Feb 25, 2020
84% of Municipalities in Rio Grande do Sul in State of Emergency
Author: Michael Cordonnier/Soybean & Corn Advisor, Inc.
The state of Rio Grande do Sul in southern Brazil is in the midst of one of the worst droughts in recent memory. Weeks of no rain and record high temperatures have devastated crops and livestock in the state. The state is usually the second or third largest soybean producing state in Brazil and Brazil's largest rice producer.
The Civil Defense agency in the state of Rio Grande do Sul reported that 418 municipalities in the state have declared a state of emergency due to the drought. The state has a total of 497 municipalities, so 84% have declared emergencies. The National Water and Sanitation Agency (ANA) indicated that the drought has been in place for one year and four months, since October of 2020. Currently, the only longer period of drought in Brazil is one year and seven months in southern Mato Grosso do Sul.
Rio Grande do Sul is now rated as 9% in extreme drought and 57% in grave drought by the Brazilian National Weather Service. The driest areas are the northern and western regions of the state.
Emater estimates that 253,000 farmers in the state have been impacted by the drought and that 22,000 rural families are without access to water. Approximately 92,800 corn producers, 82,400 soybean producers, and 27,289 dairy producers have been significantly impacted by the drought.
Earlier this week, the state Secretary of Agriculture met with representatives of family farmers to discuss how the state could help mitigate the impact of the drought for small landowners.
Small family farmers have been especially hard hit by the drought and state agencies along with the federal government, are creating programs to meet those family's needs. An emergency credit program has been set up to help farmers pay their production loans since they basically have no crop to sell. They have also created an emergency fund to help rural residents meet their basic needs and to receive zero interest loans of up to R$ 10,000 per family.
Estimates are that the summer corn and soybean crops will be cut by half or more due to the drought.

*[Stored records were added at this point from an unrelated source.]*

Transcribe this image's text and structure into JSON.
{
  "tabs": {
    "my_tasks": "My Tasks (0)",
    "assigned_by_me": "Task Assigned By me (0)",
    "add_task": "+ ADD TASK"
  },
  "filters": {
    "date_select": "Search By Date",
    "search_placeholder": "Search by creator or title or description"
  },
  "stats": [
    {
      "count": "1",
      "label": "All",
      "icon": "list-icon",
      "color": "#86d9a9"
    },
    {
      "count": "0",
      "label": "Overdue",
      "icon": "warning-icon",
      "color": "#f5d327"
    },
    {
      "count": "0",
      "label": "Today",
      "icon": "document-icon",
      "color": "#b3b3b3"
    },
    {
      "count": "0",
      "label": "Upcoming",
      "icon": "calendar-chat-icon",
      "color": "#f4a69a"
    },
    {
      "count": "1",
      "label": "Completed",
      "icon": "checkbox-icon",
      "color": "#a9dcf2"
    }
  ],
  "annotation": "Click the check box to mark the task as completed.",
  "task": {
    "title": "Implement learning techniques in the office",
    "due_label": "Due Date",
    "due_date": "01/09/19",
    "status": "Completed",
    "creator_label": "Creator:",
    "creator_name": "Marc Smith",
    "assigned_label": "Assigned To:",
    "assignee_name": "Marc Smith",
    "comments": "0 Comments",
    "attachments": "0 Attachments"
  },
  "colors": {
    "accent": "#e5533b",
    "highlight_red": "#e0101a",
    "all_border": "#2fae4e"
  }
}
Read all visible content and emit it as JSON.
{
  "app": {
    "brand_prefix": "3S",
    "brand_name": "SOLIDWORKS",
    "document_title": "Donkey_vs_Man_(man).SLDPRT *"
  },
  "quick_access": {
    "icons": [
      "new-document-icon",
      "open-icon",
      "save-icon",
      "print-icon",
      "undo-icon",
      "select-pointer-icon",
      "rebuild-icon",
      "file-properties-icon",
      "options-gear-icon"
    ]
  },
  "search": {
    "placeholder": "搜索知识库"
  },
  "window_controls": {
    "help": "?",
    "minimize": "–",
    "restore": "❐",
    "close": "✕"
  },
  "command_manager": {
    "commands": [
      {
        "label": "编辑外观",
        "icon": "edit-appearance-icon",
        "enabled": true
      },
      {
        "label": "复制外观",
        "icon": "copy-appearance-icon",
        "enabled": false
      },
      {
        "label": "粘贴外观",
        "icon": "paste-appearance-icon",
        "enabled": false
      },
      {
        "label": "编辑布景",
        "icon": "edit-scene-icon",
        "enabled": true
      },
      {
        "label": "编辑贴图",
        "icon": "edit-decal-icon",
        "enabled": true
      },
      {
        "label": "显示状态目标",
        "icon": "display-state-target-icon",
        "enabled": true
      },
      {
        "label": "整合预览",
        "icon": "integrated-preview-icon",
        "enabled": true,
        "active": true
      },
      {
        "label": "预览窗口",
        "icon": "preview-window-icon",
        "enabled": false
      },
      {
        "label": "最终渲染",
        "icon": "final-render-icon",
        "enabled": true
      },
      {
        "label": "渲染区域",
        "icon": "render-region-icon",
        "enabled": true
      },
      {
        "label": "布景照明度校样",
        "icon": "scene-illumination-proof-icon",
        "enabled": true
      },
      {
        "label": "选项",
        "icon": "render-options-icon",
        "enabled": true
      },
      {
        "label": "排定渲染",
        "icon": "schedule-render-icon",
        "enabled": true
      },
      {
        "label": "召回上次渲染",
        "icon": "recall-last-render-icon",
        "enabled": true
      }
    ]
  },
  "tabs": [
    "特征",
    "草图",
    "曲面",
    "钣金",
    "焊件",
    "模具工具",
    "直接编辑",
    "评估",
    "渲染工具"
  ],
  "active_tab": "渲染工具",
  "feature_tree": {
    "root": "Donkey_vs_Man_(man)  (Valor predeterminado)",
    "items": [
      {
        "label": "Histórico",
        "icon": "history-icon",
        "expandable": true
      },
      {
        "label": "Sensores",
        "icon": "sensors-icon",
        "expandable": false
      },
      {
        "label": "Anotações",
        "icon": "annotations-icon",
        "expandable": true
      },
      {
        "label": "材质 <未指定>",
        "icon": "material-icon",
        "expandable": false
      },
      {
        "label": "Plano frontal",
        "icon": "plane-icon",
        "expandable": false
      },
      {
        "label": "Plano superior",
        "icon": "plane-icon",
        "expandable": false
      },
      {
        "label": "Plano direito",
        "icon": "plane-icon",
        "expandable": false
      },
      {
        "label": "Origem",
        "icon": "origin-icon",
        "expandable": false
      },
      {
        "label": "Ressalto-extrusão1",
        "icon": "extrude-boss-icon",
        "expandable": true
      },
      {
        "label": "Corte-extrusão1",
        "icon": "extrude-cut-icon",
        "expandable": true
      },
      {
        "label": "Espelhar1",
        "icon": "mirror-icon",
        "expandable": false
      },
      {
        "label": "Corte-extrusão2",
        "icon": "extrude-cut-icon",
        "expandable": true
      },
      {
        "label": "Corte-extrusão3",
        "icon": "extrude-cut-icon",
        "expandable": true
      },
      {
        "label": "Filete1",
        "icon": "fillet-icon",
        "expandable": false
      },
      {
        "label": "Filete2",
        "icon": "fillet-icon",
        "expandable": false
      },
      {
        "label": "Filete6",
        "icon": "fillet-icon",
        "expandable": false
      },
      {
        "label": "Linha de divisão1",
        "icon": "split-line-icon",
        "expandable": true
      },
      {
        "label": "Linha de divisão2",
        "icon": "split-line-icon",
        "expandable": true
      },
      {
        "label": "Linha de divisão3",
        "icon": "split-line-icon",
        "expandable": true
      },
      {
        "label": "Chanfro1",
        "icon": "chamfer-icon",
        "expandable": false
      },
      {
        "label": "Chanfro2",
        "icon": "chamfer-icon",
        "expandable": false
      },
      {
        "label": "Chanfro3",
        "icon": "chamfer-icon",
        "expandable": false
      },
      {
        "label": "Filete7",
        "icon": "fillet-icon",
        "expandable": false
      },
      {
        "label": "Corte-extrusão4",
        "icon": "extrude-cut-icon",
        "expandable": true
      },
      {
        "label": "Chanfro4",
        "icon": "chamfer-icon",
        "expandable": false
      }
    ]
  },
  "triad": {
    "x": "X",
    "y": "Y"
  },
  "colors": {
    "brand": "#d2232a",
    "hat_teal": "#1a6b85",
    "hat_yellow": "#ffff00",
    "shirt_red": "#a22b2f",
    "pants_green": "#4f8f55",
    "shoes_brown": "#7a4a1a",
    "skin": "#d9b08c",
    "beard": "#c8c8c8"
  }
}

The next chance for farmers to produce a crop will be the winter wheat crop which they will start planting in about two months.